-------- Entries shown --------

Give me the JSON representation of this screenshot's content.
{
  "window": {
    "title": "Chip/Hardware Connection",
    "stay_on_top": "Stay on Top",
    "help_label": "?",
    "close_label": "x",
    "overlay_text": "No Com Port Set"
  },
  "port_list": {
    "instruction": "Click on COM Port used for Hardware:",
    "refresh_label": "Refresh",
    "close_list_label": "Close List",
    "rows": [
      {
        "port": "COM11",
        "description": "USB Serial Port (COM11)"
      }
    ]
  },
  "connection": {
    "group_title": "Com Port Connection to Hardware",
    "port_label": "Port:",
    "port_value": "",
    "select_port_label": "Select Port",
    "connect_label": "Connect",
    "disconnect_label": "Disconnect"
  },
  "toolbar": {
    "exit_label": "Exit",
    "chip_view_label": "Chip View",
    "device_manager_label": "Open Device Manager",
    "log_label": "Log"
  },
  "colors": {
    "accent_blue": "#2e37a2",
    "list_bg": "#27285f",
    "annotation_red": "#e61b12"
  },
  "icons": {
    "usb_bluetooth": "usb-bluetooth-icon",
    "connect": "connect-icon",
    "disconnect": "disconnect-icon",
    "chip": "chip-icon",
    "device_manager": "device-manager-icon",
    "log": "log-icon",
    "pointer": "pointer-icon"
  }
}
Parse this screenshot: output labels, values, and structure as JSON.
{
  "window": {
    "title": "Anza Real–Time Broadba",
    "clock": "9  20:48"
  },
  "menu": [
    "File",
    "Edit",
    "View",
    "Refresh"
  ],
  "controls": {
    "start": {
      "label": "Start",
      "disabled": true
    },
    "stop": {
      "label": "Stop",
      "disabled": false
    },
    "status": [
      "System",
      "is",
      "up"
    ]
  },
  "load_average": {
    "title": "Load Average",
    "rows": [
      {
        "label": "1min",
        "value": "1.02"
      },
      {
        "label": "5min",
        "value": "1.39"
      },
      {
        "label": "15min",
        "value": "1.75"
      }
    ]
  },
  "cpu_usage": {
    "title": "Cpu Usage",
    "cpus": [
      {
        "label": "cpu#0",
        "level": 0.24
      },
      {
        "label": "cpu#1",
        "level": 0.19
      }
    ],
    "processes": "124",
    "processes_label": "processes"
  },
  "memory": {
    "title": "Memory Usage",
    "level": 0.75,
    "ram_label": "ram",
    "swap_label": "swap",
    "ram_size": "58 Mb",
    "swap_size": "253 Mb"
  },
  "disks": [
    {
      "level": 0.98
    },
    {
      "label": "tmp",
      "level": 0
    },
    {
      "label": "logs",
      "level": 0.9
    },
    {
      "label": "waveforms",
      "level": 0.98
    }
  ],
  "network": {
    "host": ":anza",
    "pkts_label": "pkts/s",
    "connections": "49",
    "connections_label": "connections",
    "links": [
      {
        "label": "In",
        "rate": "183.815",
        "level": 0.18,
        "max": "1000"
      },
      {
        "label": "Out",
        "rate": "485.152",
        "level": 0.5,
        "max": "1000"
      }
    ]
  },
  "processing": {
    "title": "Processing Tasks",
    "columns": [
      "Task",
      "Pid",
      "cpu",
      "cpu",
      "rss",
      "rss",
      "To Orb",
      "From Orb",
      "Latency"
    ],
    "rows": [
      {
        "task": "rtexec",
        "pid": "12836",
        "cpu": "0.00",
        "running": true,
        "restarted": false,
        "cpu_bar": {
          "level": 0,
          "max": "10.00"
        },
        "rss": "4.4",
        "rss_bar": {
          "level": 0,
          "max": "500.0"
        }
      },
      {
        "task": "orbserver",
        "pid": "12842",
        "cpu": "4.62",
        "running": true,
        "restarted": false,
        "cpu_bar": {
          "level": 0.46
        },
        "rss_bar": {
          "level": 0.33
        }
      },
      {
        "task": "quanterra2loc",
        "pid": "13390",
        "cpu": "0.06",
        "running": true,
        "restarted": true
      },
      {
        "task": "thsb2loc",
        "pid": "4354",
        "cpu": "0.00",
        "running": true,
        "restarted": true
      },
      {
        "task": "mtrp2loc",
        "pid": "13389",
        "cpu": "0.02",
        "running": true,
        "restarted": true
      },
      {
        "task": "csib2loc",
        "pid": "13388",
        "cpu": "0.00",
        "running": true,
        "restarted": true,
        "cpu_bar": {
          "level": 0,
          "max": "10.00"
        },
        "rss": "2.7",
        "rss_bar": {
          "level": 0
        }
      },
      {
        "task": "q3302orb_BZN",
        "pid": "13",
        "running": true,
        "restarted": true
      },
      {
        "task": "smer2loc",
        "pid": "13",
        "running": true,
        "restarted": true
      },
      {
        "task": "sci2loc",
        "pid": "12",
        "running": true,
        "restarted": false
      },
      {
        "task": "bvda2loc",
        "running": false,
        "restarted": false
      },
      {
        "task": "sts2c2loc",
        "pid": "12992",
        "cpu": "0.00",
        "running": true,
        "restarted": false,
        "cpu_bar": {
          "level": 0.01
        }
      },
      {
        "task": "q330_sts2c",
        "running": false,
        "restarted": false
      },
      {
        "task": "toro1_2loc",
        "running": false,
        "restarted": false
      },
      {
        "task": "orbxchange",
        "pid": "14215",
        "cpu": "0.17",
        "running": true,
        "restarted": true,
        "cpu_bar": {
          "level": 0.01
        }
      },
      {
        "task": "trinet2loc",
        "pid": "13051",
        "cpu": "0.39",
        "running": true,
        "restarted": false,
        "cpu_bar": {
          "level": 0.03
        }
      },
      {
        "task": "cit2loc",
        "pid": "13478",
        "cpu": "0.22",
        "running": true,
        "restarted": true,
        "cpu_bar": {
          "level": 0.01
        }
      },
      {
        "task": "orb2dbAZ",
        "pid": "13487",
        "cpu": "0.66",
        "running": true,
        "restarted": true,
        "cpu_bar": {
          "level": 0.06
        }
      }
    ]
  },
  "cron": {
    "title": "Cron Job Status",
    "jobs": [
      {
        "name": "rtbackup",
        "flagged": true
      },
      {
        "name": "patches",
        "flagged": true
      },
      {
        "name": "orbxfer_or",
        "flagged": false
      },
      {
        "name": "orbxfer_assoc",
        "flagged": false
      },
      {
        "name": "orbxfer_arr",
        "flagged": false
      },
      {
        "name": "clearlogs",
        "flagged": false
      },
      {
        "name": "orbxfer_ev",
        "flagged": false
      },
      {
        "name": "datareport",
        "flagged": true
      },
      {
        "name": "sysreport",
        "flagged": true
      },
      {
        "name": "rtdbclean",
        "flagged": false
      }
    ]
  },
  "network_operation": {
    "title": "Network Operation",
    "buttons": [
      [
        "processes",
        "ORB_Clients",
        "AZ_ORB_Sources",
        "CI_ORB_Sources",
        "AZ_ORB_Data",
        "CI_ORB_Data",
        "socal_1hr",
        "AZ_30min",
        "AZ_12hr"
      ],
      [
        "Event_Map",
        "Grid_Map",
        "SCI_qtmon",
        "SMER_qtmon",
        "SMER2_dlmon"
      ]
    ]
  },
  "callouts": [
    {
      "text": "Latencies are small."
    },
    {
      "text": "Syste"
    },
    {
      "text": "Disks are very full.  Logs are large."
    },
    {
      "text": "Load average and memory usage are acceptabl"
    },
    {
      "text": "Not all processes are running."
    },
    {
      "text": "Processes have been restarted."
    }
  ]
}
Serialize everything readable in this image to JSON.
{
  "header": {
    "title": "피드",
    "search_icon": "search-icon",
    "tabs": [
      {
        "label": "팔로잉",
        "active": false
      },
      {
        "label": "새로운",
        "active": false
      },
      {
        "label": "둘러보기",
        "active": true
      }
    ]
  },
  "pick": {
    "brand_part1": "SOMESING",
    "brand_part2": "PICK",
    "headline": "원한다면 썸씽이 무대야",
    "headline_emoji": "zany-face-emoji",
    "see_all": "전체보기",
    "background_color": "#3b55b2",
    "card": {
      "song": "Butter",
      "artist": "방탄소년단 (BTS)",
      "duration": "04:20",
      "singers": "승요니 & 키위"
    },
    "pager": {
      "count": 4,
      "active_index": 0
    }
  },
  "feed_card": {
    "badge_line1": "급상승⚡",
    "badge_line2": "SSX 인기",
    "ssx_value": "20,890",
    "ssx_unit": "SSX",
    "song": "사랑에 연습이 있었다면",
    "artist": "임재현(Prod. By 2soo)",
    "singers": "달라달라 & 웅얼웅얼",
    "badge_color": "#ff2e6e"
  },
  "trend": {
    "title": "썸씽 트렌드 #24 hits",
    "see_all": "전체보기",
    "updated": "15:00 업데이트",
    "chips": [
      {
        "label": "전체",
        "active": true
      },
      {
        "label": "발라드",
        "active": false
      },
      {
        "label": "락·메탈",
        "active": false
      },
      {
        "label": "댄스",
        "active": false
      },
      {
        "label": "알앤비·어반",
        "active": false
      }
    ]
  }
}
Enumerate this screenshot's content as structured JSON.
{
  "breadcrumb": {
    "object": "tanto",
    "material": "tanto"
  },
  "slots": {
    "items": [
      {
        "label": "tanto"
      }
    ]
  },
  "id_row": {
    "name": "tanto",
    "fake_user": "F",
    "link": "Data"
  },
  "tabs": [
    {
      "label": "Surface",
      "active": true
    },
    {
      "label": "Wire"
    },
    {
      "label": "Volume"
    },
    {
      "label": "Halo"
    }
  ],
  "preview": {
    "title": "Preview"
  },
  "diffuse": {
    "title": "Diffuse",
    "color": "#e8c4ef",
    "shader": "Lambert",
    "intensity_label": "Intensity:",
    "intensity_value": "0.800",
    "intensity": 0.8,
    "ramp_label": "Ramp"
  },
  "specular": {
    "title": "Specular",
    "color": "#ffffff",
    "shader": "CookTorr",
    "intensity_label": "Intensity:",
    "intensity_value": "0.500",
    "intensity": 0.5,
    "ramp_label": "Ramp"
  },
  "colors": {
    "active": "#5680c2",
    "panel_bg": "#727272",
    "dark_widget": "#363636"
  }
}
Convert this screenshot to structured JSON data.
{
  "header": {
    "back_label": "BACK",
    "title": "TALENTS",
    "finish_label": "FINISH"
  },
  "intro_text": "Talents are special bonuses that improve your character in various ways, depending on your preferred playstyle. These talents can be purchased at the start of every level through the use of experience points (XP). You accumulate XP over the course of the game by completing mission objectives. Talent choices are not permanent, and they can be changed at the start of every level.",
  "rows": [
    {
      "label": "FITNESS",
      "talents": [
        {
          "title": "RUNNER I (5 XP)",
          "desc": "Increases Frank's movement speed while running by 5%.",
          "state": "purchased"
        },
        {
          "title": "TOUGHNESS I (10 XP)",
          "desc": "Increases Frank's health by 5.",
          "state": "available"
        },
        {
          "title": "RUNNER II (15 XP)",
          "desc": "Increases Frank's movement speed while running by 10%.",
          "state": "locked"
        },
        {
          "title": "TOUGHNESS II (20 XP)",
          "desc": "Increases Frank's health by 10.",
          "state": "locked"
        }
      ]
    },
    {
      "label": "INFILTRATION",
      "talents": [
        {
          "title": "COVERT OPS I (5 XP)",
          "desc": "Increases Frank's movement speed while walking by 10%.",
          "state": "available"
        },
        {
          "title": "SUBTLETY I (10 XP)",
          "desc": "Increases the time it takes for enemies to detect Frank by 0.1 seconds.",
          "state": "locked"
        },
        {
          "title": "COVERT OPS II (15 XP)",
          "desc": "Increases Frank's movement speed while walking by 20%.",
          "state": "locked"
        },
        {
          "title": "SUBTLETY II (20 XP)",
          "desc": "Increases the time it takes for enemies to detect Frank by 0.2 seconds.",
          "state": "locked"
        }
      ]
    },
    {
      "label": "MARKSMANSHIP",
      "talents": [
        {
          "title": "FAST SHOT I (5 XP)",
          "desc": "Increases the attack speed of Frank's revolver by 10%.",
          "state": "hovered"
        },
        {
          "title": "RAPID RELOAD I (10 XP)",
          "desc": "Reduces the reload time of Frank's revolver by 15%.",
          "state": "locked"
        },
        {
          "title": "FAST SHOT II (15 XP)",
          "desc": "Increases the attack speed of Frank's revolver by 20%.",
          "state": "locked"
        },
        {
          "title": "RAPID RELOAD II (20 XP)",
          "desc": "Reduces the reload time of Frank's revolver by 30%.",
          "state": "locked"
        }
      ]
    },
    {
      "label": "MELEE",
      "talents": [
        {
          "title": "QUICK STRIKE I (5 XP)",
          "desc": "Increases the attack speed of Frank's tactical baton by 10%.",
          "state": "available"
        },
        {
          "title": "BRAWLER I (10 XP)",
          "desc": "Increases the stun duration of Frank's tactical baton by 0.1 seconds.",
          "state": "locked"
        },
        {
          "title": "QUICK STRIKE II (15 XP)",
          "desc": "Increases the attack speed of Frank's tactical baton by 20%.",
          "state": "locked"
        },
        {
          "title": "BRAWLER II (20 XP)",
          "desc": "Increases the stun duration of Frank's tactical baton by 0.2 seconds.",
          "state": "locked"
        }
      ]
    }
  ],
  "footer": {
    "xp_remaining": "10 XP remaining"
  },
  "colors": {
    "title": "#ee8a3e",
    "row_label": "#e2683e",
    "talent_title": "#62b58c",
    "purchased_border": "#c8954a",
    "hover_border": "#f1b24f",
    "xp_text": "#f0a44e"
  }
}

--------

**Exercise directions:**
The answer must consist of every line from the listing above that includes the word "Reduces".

**Solution to the exercise:**
          "desc": "Reduces the reload time of Frank's revolver by 15%.",
          "desc": "Reduces the reload time of Frank's revolver by 30%.",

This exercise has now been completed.